“Work is ongoing to complete the construction of holding centers,” Brigadier General Santosh Ballave Poudyal, spokesperson for the Nepal Army, told the Post. “Up to 76 percent of the construction has been completed in some holding centers so far.”

Poudyal concedes that the army has not been able to find a place to set up quarantine in Rupandehi district.

Public health experts say holding centers and quarantine facilities are crucial, as the risk of spread of the Omicron variant of the coronavirus has grown especially after new cases were found in India. With the porous over 1,800-km border with India, it was only a matter of time that cases would enter Nepal, experts say.

When the first and the second wave of the pandemic hit India, hundreds of thousands of Nepali migrant labourers returned home from India. The infection had spilled over in communities, due to poor screening at border points and the lack of holding centers to quarantine the returnees.

“We should focus on border management,” Dr GD Thakur, former director at the Epidemiology and Disease Control Division, told the Post. “People returning home from abroad should be placed in mandatory quarantine. Our past experience shows that monitoring of the people placed in home quarantine may not be effective so if possible authorities should place them at holding centers or institutional quarantine facilities.”

Experts as well as officials at the Health Ministry say the Nepali authorities have the habit of starting digging wells only after a fire breaks out.

“They were never serious towards the risks and are still not serious,” an official at the Health Ministry, told the Post, asking not to be named, as he feared retribution for speaking to the media. “Had they been serious, dozens of holding centers would have been ready by now.”

Besides several African countries, the Omicron variant has been confirmed in at least 40 countries including the United States of America, India, Japan, Sri Lanka, Singapore, South Korea, Malaysia, Israel and the United Arab Emirates where thousands of Nepalis work and live and many of them travel to Nepal.

“It has been proved that the new variant is highly mutant and highly contagious,” Dr Prabhat Adhikari, an infectious disease and critical care expert, told the Post. “As we have been saying repeatedly that the authorities should start preparations for the worst case scenario.”

He said that health authorities should start preparing health workers to deal with a possible surge in new cases, increase the number of hospital beds, set up quarantine and isolation centers and start arranging oxygen and medicines for the treatment of the infected.

“In the first wave of the pandemic, we had set up more quarantine and isolation centers and placed people in quarantine, which helped to slow down the infection rate and the loss of lives was less compared to the second wave,” said Adhikari. “In the second wave, we did not pay attention to those things and we faced the consequences.”

During the second wave of the pandemic, the government had converted some hotels and party venues in Kathmandu into holding centres to quarantine Nepalis returning from abroad, and the responsibility of ensuring security at those holding centers was assigned to the Nepal Army.

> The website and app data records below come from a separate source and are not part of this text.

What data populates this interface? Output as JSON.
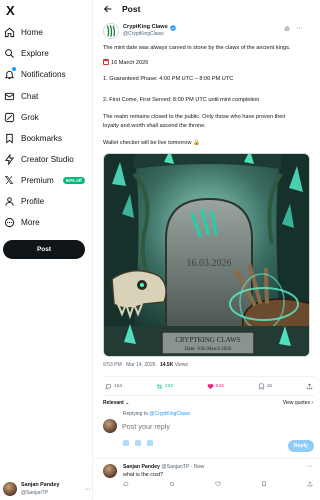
{
  "nav": {
    "logo": "X",
    "items": [
      {
        "label": "Home",
        "icon": "home-icon"
      },
      {
        "label": "Explore",
        "icon": "search-icon"
      },
      {
        "label": "Notifications",
        "icon": "bell-icon"
      },
      {
        "label": "Chat",
        "icon": "mail-icon"
      },
      {
        "label": "Grok",
        "icon": "grok-icon"
      },
      {
        "label": "Bookmarks",
        "icon": "bookmark-icon"
      },
      {
        "label": "Creator Studio",
        "icon": "lightning-icon"
      },
      {
        "label": "Premium",
        "icon": "x-icon",
        "badge": "50% off"
      },
      {
        "label": "Profile",
        "icon": "person-icon"
      },
      {
        "label": "More",
        "icon": "more-circle-icon"
      }
    ],
    "post_button": "Post"
  },
  "account": {
    "name": "Sanjan Pandey",
    "handle": "@SanjanTP",
    "more": "···"
  },
  "header": {
    "title": "Post"
  },
  "tweet": {
    "author_name": "CryptKing Claws",
    "author_handle": "@CryptKingClaws",
    "text": {
      "line1": "The mint date was always carved in stone by the claws of the ancient kings.",
      "date_line": "16 March 2026",
      "phase1": "1. Guaranteed Phase: 4:00 PM UTC – 8:00 PM UTC",
      "phase2": "2. First Come, First Served: 8:00 PM UTC until mint completion",
      "realm1": "The realm remains closed to the public. Only those who have proven their",
      "realm2": "loyalty and worth shall ascend the throne.",
      "wallet": "Wallet checker will be live tomorrow 🔒"
    },
    "image": {
      "grave_date": "16.03.2026",
      "plaque_title": "CRYPTKING CLAWS",
      "plaque_sub": "Date: 16th March 2026"
    },
    "timestamp": "9:53 PM · Mar 14, 2026 · ",
    "views": "14.5K",
    "views_label": " Views",
    "stats": {
      "replies": "164",
      "retweets": "232",
      "likes": "543",
      "bookmarks": "15"
    }
  },
  "sort": {
    "label": "Relevant",
    "view_quotes": "View quotes ›"
  },
  "reply": {
    "replying_prefix": "Replying to ",
    "replying_handle": "@CryptKingClaws",
    "placeholder": "Post your reply",
    "button": "Reply"
  },
  "comment": {
    "name": "Sanjan Pandey",
    "meta": "@SanjanTP · Now",
    "text": "what is the cost?",
    "more": "···"
  },
  "colors": {
    "accent": "#1d9bf0",
    "like": "#f91880",
    "retweet": "#00ba7c",
    "premium_badge": "#00ba7c"
  }
}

Meanwhile, the Ministry of Health and Population said that no new decision has been taken as preventive measures to prevent the virus variant from entering the country.

“Everyone knows, it is not possible to block the virus variant from entering the country,’ an official at the Health Ministry said, asking not to be named. “The only question is how soon it will arrive.”

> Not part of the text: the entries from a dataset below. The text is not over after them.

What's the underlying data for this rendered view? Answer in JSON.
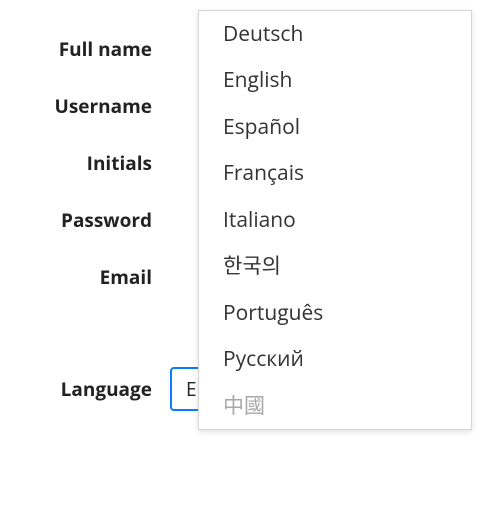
{
  "labels": {
    "full_name": "Full name",
    "username": "Username",
    "initials": "Initials",
    "password": "Password",
    "email": "Email",
    "language": "Language"
  },
  "language": {
    "selected": "English",
    "options": [
      "Deutsch",
      "English",
      "Español",
      "Français",
      "Italiano",
      "한국의",
      "Português",
      "Русский",
      "中國"
    ]
  }
}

Earlier, a Cabinet meeting had decided to ban entry of passengers arriving or transiting from nine countries—South Africa, Botswana, Zimbabwe, Namibia, Lesotho, Eswatini, Mozambique, Malawi, and Hong Kong.

When asked if the government restricts entry from other countries also, as the Omicron variant has already been detected in at least 40 countries, Health Ministry’s joint spokesperson Dr Samir Kumar Adhikari said no new decision has been taken so far.

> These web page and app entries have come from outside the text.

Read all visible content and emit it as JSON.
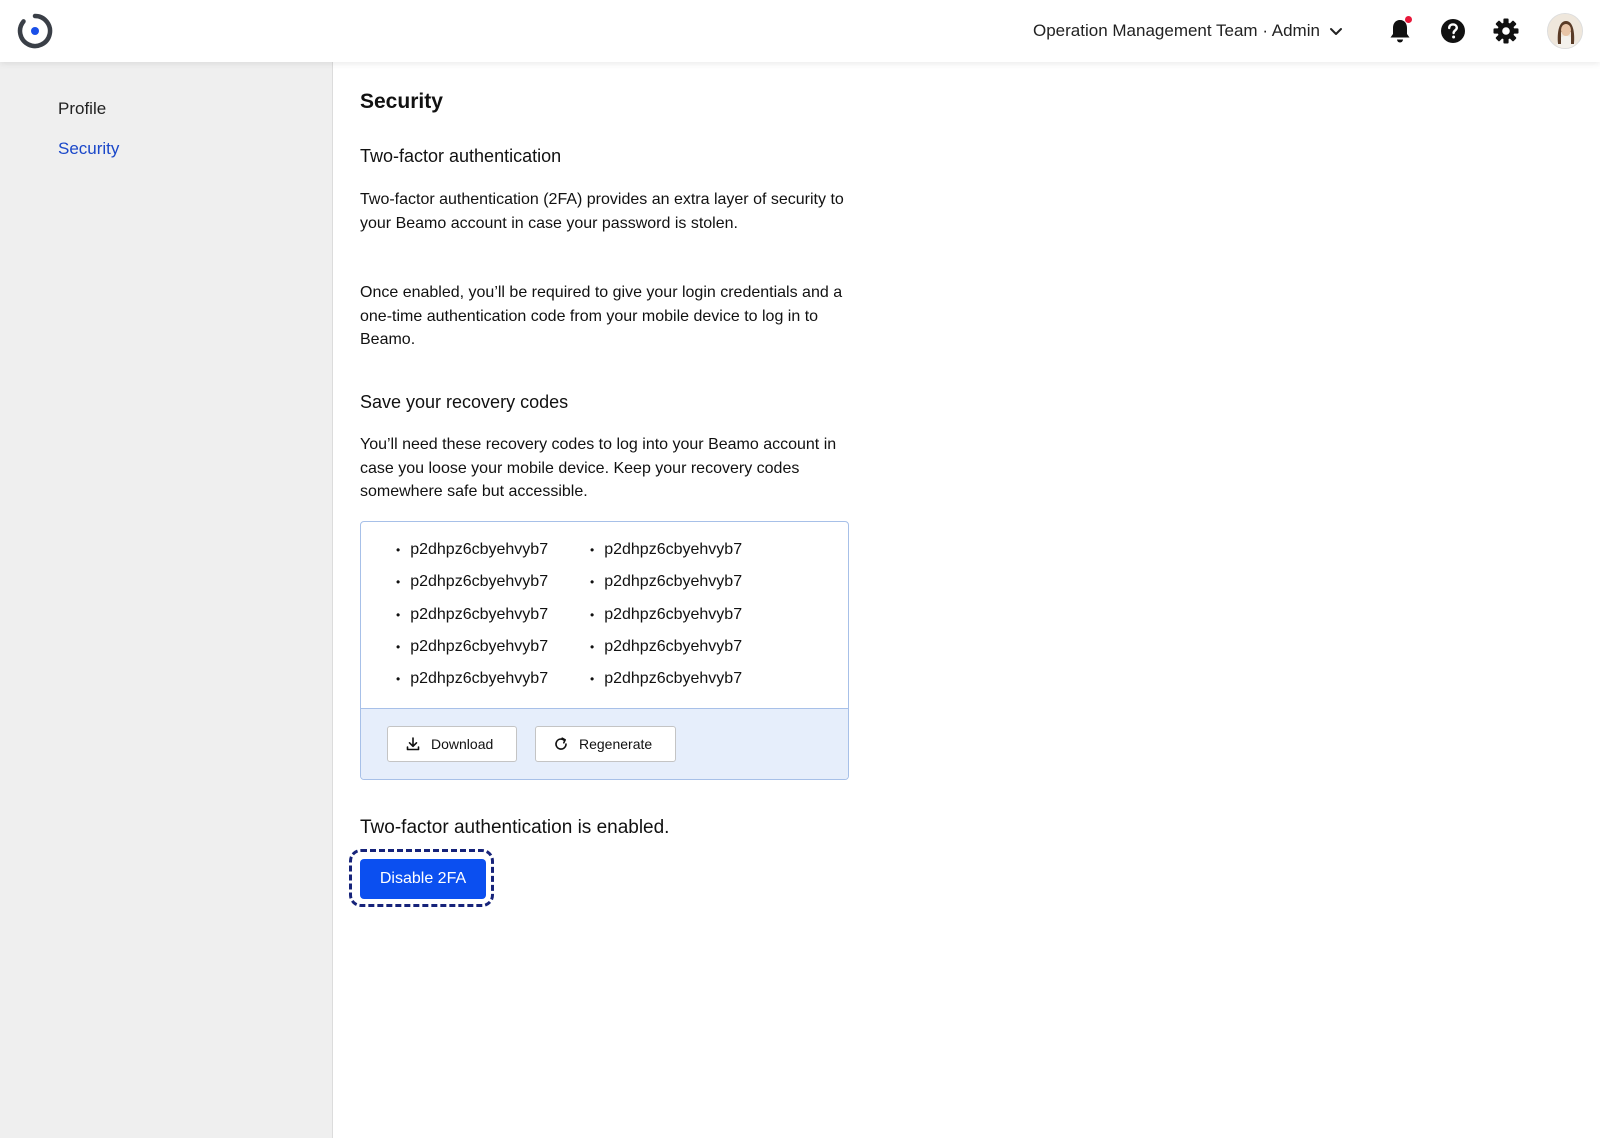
{
  "header": {
    "team_label": "Operation Management Team · Admin",
    "icons": [
      "logo-icon",
      "chevron-down-icon",
      "bell-icon",
      "help-icon",
      "gear-icon",
      "avatar"
    ],
    "notification_dot_color": "#e8173a"
  },
  "sidebar": {
    "items": [
      {
        "label": "Profile",
        "active": false
      },
      {
        "label": "Security",
        "active": true
      }
    ],
    "active_color": "#1a47c9"
  },
  "main": {
    "title": "Security",
    "two_factor": {
      "heading": "Two-factor authentication",
      "paragraph1": "Two-factor authentication (2FA) provides an extra layer of security to your Beamo account in case your password is stolen.",
      "paragraph2": "Once enabled, you’ll be required to give your login credentials and a one-time authentication code from your mobile device to log in to Beamo."
    },
    "recovery": {
      "heading": "Save your recovery codes",
      "paragraph": "You’ll need these recovery codes to log into your Beamo account in case you loose your mobile device. Keep your recovery codes somewhere safe but accessible.",
      "codes": [
        "p2dhpz6cbyehvyb7",
        "p2dhpz6cbyehvyb7",
        "p2dhpz6cbyehvyb7",
        "p2dhpz6cbyehvyb7",
        "p2dhpz6cbyehvyb7",
        "p2dhpz6cbyehvyb7",
        "p2dhpz6cbyehvyb7",
        "p2dhpz6cbyehvyb7",
        "p2dhpz6cbyehvyb7",
        "p2dhpz6cbyehvyb7"
      ],
      "download_label": "Download",
      "regenerate_label": "Regenerate"
    },
    "status_text": "Two-factor authentication is enabled.",
    "disable_label": "Disable 2FA",
    "primary_color": "#0b4ff0"
  }
}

“Such a decision can be taken by the Cabinet,” Adhikari said

Leave a comment

Your email address will not be published. Required fields are marked *